START Recorded information

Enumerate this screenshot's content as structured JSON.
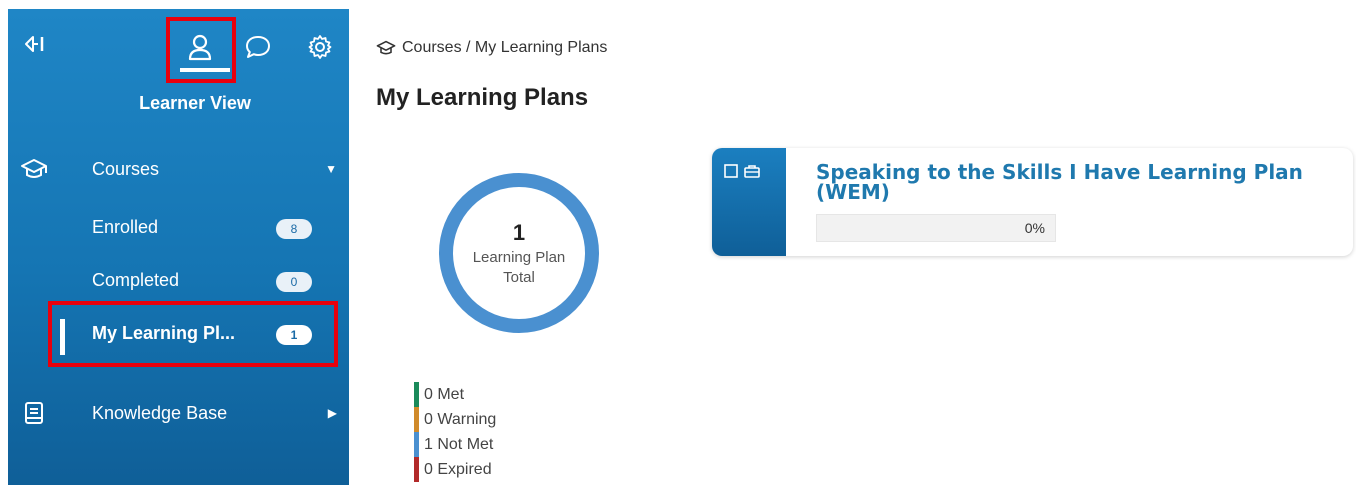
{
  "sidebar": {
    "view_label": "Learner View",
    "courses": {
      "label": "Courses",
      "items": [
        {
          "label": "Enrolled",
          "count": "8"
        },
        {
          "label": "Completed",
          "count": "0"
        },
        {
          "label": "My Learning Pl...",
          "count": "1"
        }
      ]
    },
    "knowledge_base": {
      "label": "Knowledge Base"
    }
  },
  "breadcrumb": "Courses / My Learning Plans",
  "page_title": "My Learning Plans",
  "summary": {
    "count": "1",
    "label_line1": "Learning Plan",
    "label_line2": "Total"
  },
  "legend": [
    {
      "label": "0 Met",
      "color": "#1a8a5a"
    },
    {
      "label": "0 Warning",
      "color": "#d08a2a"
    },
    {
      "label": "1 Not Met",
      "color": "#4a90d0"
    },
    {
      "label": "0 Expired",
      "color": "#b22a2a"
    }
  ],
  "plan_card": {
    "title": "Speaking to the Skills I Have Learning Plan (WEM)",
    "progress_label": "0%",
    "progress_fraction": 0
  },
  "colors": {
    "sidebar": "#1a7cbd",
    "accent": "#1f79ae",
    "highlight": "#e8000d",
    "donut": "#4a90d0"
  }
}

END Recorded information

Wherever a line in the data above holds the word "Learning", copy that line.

          "label": "My Learning Pl...",
  "breadcrumb": "Courses / My Learning Plans",
  "page_title": "My Learning Plans",
    "label_line1": "Learning Plan",
    "title": "Speaking to the Skills I Have Learning Plan (WEM)",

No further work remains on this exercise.